Is it possible that dysbiosis can lead to colon cancer? Turns out, it can. A growing body of research is linking the imbalance of bacteria in the gut to the development of certain gastrointestinal cancers. It’s already established as fact that chronic H. pylori infection can cause gastric cancer, or cancer of the stomach, which caused scientists to wonder if the overabundance of other bacteria can lead to cancer.
Importance of Whole Genome Sequencing
With the development of highly sensitive technology called whole genome sequencing which allows us to identify billions of different microbes in the gut, we are now able to see an extremely detailed inside view of the extraordinarily diverse ecosystem that lives inside of us. This also allows for more accurate study of what can cause different gastrointestinal disorders. By comparing the microbiomes of healthy adults with those of colorectal cancer patients in a study published in 2013, scientists were able to learn which bacterial species were higher in healthy adults, giving insight into ways we can potentially drive our microbiomes towards protecting against colorectal cancer.
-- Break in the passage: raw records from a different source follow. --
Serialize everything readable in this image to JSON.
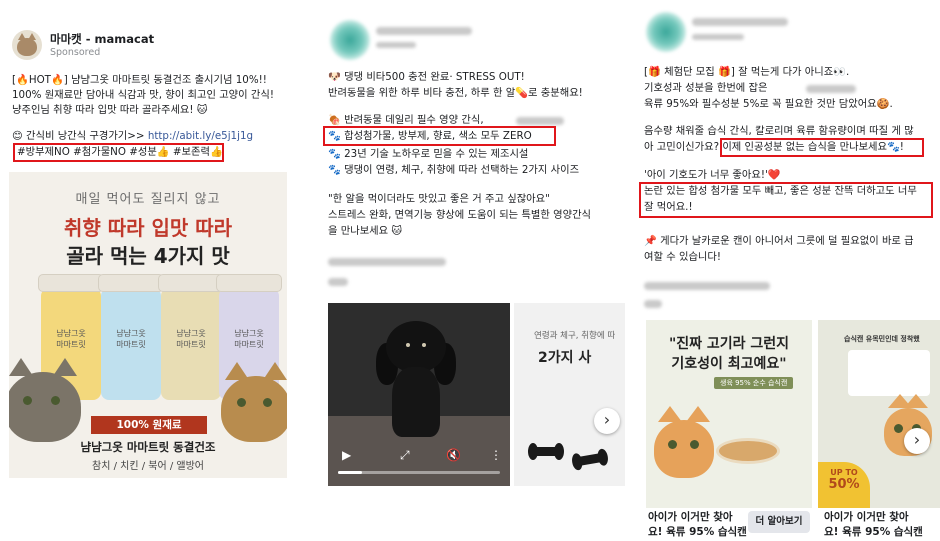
{
  "post1": {
    "page_name": "마마캣 - mamacat",
    "sponsored": "Sponsored",
    "lines": [
      "[🔥HOT🔥] 냠냠그옷 마마트릿 동결건조 출시기념 10%!!",
      "100% 원재료만 담아내 식감과 맛, 향이 최고인 고양이 간식!",
      "냥주인님 취향 따라 입맛 따라 골라주세요! 🐱"
    ],
    "link_prefix": "😊 간식비 낭간식 구경가기>> ",
    "link_url": "http://abit.ly/e5j1j1g",
    "hashtags": "#방부제NO #첨가물NO #성분👍 #보존력👍",
    "image": {
      "headline1": "매일 먹어도 질리지 않고",
      "headline2": "취향 따라 입맛 따라",
      "headline3": "골라 먹는 4가지 맛",
      "jar_labels": [
        "냠냠그옷\n마마트릿",
        "냠냠그옷\n마마트릿",
        "냠냠그옷\n마마트릿",
        "냠냠그옷\n마마트릿"
      ],
      "badge": "100% 원재료",
      "product_name": "냠냠그옷 마마트릿 동결건조",
      "flavors": "참치 / 치킨 / 북어 / 앨방어"
    }
  },
  "post2": {
    "lines": [
      "🐶 댕댕 비타500 충전 완료· STRESS OUT!",
      "반려동물을 위한 하루 비타 충전, 하루 한 알💊로 충분해요!"
    ],
    "bullets": [
      "🍖 반려동물 데일리 필수 영양 간식,",
      "🐾 합성첨가물, 방부제, 향료, 색소 모두 ZERO",
      "🐾 23년 기술 노하우로 믿을 수 있는 제조시설",
      "🐾 댕댕이 연령, 체구, 취향에 따라 선택하는 2가지 사이즈"
    ],
    "quote": [
      "\"한 알을 먹이더라도 맛있고 좋은 거 주고 싶잖아요\"",
      "스트레스 완화, 면역기능 향상에 도움이 되는 특별한 영양간식",
      "을 만나보세요 🐱"
    ],
    "card2_text1": "연령과 체구, 취향에 따",
    "card2_text2": "2가지 사",
    "next_icon": "›"
  },
  "post3": {
    "lines": [
      "[🎁 체험단 모집 🎁] 잘 먹는게 다가 아니죠👀.",
      "기호성과 성분을 한번에 잡은",
      "육류 95%와 필수성분 5%로 꼭 필요한 것만 담았어요🍪.",
      "",
      "음수량 채워줄 습식 간식, 칼로리며 육류 함유량이며 따질 게 많",
      "아 고민이신가요? 이제 인공성분 없는 습식을 만나보세요🐾!",
      "",
      "'아이 기호도가 너무 좋아요!'❤️",
      "논란 있는 합성 첨가물 모두 빼고, 좋은 성분 잔뜩 더하고도 너무",
      "잘 먹어요.!",
      "",
      "📌 게다가 날카로운 캔이 아니어서 그릇에 덜 필요없이 바로 급",
      "여할 수 있습니다!"
    ],
    "card_a": {
      "quote1": "\"진짜 고기라 그런지",
      "quote2": "기호성이 최고예요\"",
      "chip": "생육 95% 순수 습식캔",
      "cta1": "아이가 이거만 찾아",
      "cta2": "요! 육류 95% 습식캔",
      "button": "더 알아보기"
    },
    "card_b": {
      "title": "습식캔 유목민인데 정착했",
      "upto1": "UP TO",
      "upto2": "50%",
      "cta1": "아이가 이거만 찾아",
      "cta2": "요! 육류 95% 습식캔"
    },
    "next_icon": "›"
  },
  "colors": {
    "highlight": "#e0161b",
    "link": "#385898"
  }
}
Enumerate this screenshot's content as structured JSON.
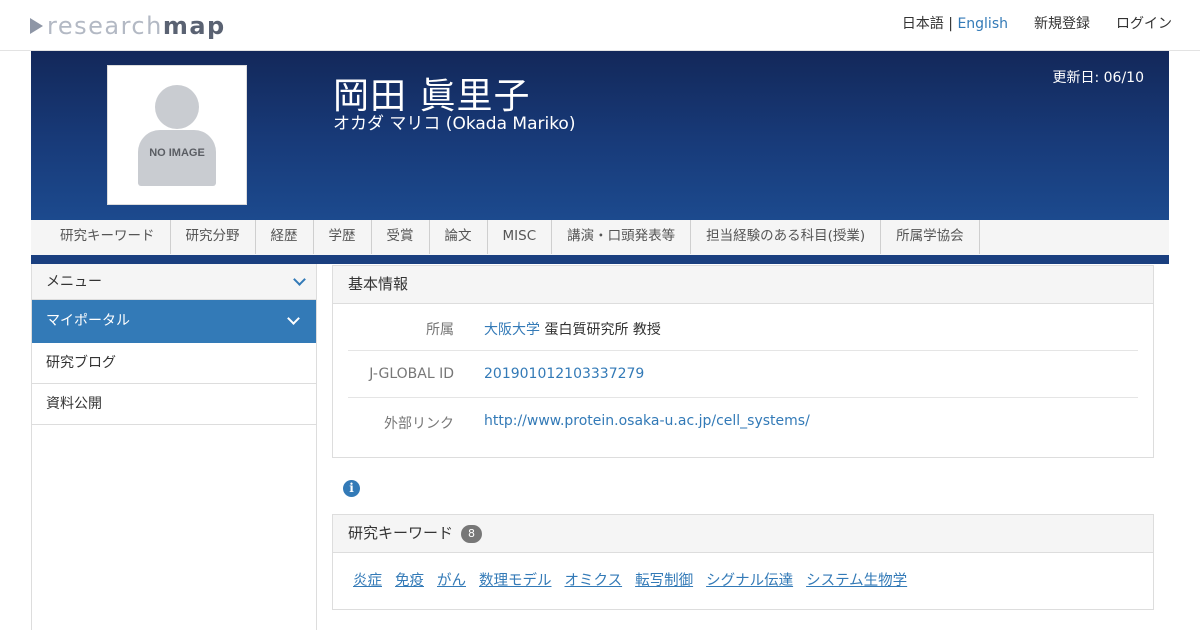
{
  "topbar": {
    "logo_research": "research",
    "logo_map": "map",
    "lang_ja": "日本語",
    "lang_sep": " | ",
    "lang_en": "English",
    "register": "新規登録",
    "login": "ログイン"
  },
  "profile": {
    "photo_text": "NO IMAGE",
    "name": "岡田 眞里子",
    "name_kana": "オカダ マリコ  (Okada Mariko)",
    "updated": "更新日: 06/10"
  },
  "tabs": [
    "研究キーワード",
    "研究分野",
    "経歴",
    "学歴",
    "受賞",
    "論文",
    "MISC",
    "講演・口頭発表等",
    "担当経験のある科目(授業)",
    "所属学協会"
  ],
  "sidebar": {
    "menu_label": "メニュー",
    "active_item": "マイポータル",
    "items": [
      "研究ブログ",
      "資料公開"
    ]
  },
  "basic_info": {
    "title": "基本情報",
    "affiliation_label": "所属",
    "affiliation_link": "大阪大学",
    "affiliation_rest": " 蛋白質研究所 教授",
    "jglobal_label": "J-GLOBAL ID",
    "jglobal_value": "201901012103337279",
    "external_label": "外部リンク",
    "external_value": "http://www.protein.osaka-u.ac.jp/cell_systems/"
  },
  "keywords": {
    "title": "研究キーワード",
    "count": "8",
    "items": [
      "炎症",
      "免疫",
      "がん",
      "数理モデル",
      "オミクス",
      "転写制御",
      "シグナル伝達",
      "システム生物学"
    ]
  },
  "colors": {
    "accent": "#337ab7",
    "header_dark": "#13285a",
    "header_light": "#1c4a8e"
  }
}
One specific probiotic species, Akkermansia muciniphila, was found to be 4 times the abundance in the healthy adults than in the colorectal cancer patients. In a study done in 2011, scientists found that a group of unfavorable bacteria called Prevotella was in higher abundance in the stool samples of colon cancer patients compared to their cancer-free counterparts. They also found a lower abundance of the probiotic Bifidobacterium longum in the patients with cancer than healthy adults.
While these scientists agree that it is still too early to draw conclusions from this growing body of research about what directly causes colorectal cancer, studies like this can help us learn more about how to help prevent and even possibly treat colorectal cancer.
Weir, T. L. et al. Stool microbiome and metabolome differences between colorectal cancer patients and healthy adultsPLoS ONE 8, e70803 (2013) Read the Research Paper